Common Ragweed is a short annual at around three feet with ferny foliage and a greenish yellow flower spike. Each plant produces 3,500 seeds per year. Giant Ragweed can range from three feet up to 10 feet tall! Its large mid-green leaves are lobed in patterns of three or five. Firm flower spikes are yellowish green and form at the top of the plant for maximum wind dispersal. Each plant can produce up to 10,000 seeds. Ragweed is the bane of allergy sufferers in late summer and early fall with its copious pollen release.
Chicory (Cichorium intybus)
Chicory is that cornflower blue flower you see flourishing along roadsides, fields and can invade prairies. It is about a foot tall and has clusters of blue blossoms with squared off petals. It forms a rosette of hairy leaves and a deep tap root. Chicory tends to appear here and there, then in a couple of years can blanket an area. Biennial to perennial, it is native to Africa, Asia and Europe. Each plant can produce up to 3,000 seeds.
Queen Anne’s Lace (Daucus carota)
A biennial, Queen Anne’s Lace is often regarded as a beloved wildflower of roadsides and disturbed areas with its flat white delicate flowers and carrot-like foliage. In fact, it is native to Europe and Asia and can dominate prairies to the detriment of native wildflowers. Queen Anne’s Lace can produce up to 40,000 seeds per plant that can live up to two years in the soil, making it a persistent threat.
Common Reed Grass (Phragmites australis)
Common Reed Grass turns rich wetland habitats into monocultures that can change marsh hydrology and become fire hazards. It can reach up to 15 feet high with alternating green leaves along a hollow stem. It is blooming now with reddish flower plumes. It primarily spreads by roots and a single stolon can grow 10 feet in a year. Roots have been found up to 43 feet away from the main plant. Common Reed Grass also produces thousands of seeds per year. It requires aggressive treatment to eradicate.
Cattails (Typha x glauca, T. latifolia, and T. angustifolia)
Cattails rapidly fill in wetlands, basins, swales and ditches. The brown sausage-like flowers are blooming now above thin leaf blades. Spreading by thick colonies of starchy roots, they can be tough to eradicate. Because they can form large stands quickly, Cattails choke out native wetland species and can create monocultures not beneficial to birds and insects.
Are these weeds on your property? Contact us about developing a weed management plan today!
This project is part of a roadside planting that was conducted in an effort to beautify Illinois’ roadsides with wildflower plantings. The project was planned in three small but highly visible areas at the Interstate 74 & N. Mattis Avenue overpass, totaling about one acre. The species list consisted of plants chosen so that there would be different wildflowers blooming from early spring to late fall.
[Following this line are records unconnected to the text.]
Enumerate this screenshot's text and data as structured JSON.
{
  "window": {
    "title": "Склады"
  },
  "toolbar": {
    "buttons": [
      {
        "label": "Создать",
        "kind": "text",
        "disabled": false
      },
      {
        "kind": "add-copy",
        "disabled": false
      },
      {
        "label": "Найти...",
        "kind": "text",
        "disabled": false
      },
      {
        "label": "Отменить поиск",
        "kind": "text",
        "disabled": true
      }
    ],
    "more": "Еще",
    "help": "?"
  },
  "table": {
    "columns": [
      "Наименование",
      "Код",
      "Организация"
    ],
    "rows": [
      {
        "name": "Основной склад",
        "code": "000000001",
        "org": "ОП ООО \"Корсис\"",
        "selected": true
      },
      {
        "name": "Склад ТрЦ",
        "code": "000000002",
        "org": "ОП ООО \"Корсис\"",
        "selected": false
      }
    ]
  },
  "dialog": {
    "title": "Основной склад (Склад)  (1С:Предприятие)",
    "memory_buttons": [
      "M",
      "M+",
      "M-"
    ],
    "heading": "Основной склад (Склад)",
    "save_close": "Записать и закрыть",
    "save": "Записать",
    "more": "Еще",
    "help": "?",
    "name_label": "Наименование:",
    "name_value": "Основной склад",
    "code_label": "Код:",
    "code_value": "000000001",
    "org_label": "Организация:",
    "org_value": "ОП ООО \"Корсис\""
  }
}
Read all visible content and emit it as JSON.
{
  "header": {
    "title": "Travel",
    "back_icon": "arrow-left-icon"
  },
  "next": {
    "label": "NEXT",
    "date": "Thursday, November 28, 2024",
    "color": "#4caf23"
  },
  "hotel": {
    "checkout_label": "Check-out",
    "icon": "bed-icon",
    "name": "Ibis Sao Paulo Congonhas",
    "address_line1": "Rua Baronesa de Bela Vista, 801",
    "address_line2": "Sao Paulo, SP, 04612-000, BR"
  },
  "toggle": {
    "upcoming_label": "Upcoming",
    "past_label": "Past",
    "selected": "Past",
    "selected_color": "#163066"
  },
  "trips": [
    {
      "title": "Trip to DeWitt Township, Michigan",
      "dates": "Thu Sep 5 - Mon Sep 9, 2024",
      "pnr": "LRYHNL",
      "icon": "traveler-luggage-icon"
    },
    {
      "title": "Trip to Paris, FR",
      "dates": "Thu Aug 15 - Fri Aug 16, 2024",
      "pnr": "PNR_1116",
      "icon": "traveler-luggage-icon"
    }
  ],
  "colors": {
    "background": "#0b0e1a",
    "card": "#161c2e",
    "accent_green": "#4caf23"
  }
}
Algae are a problem in many ponds in the Midwest. It is caused by excessive nutrients, specifically nitrogen and phosphorous, in the water. These are commonly found in fertilizers used on lawns and agricultural crops. When it rains, they run off of lawns and fields and into the stormwater management system, ending up in your ponds.
How do you fix an algae problem?
Consider planning an area for pollinators and create your own buzzing paradise!
Pollinators are active from the first thaw past the first frost. Nectar rich native flowers are a quick and easy food source for your insect population.
Did you know that some of our native plants hold nitrogen in nodules on their roots that get released into the soil when the plant goes dormant? We find these plants to be doubly important in native landscapes and natural areas as they feed both pollinators and other plants. Each adds a unique texture to your garden.
Illinois Landscape Contractors Association – Silver in Commercial Landscape Maintenance awarded to Pizzo & Associates, Ltd.